The following year Davies kept it to himself, widening the concept with episode 10’s companion-less mouth-stopper Midnight followed by episode 11’s what if, Doctor-lite Turn Left. Series Five would spin that itself, relegating Amy to the TARDIS while the Eleventh Doctor took centre stage in its eleventh episode The Lodger while Richard Curtis stole the episode 10 slot with the not quite format-breaking but iconic Vincent and the Doctor.
Doctor-less episodes disappeared from the show with its turn-of-the-decade reboot. A sign that either Blink was unsurpassable, the production team for too much in churn to strategise or just too darned confident. The split series approach that Series Six introduced helped of course, but Blink’s legacy was still felt. The following year some reshuffling dropped Tom MacRae’s The Girl who Waited into that coveted number 10 slot. When Toby Whithouse saw his episode bumped back to episode 11 in the final running order he joked: “That was the Blink and Midnight slot! Now it’s been bumped to 11. Tom MacRae has the 10 slot, which I’m furious about!”
Certainly the following two years didn’t see Journey to the Centre of the TARDIS or In the Forest of the Night live up to the Blink reputation. But this year, although the Blink slot’s diminished by the fractionally shorter series, Face the Raven had something to say. And while the raven wasn’t the natural successor to Sally Sparrow, and neither was Clara Oswald as the Series Nine essay on companions explored, it certainly had something pinning on Blink’s heritage. Especially in a series over-compensating with two-parters.
An unexpected moment to disappear

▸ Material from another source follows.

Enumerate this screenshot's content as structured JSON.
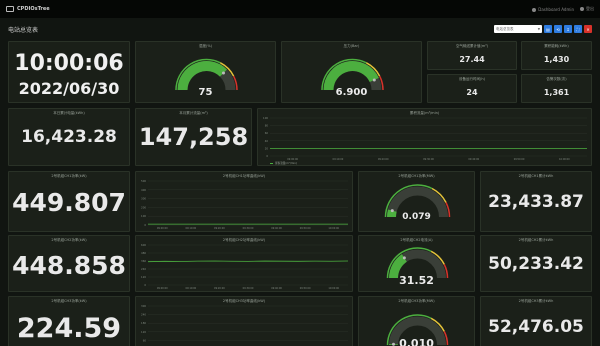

Since its return, the show’s timed its unique peaks well, often with a suggestion of luck as much as judgement. Those unique peaks are the show’s chance to grab ratings, while winners as opposed to every other programme’s worst nightmares. There’s no doubt that Christopher Ecclestone and Matt Smith should have carried the mantle for longer, but we were lucky to have them. Ecclestone’s rapid departure ensured the first series ended on a regeneration while the end of the second saw off (mostly) original companion Rose Tyler. Series finales became the typical exit point for companions during Martha Jones and Donna Noble’s tenure, before the Tenth Doctor prolonged his regeneration just long enough for it to fall on New Year 2010 after that ever so important year extended year of specials. While some years later, the Ponds blinked back in time during the mid-series finale structure of the sixth series, the Eleventh Doctor had an unprecedented chance to regenerate at Christmas that he just couldn’t turn down. Half a season before that the Impossible Girl had unexpectedly appeared, so it was only to be expected that she’d find an unexpected moment to disappear.
In these more straitened times for ratings, the BBC merrily trailed Clara’s exit in a way that Davros could only have dreamed of 10 weeks ago. He was mysteriously and pointlessly kept Davros under wraps at the beginning of the year, but Clara chose to bow out while the series peak is yet to come. It was an exit wilfully away from the peaks and sweeps of a series already dodging expectation. And when the Impossible Girl purposefully defies setting a new benchmark, the Blink slot was the perfect home for her farewell. Although nothing’s certain until the series is over. Even if the raven’s fond of quothing “Nevermore…”
Jokerside’s Series Nine’s essays will continue as the Doctor heads back to… Hell.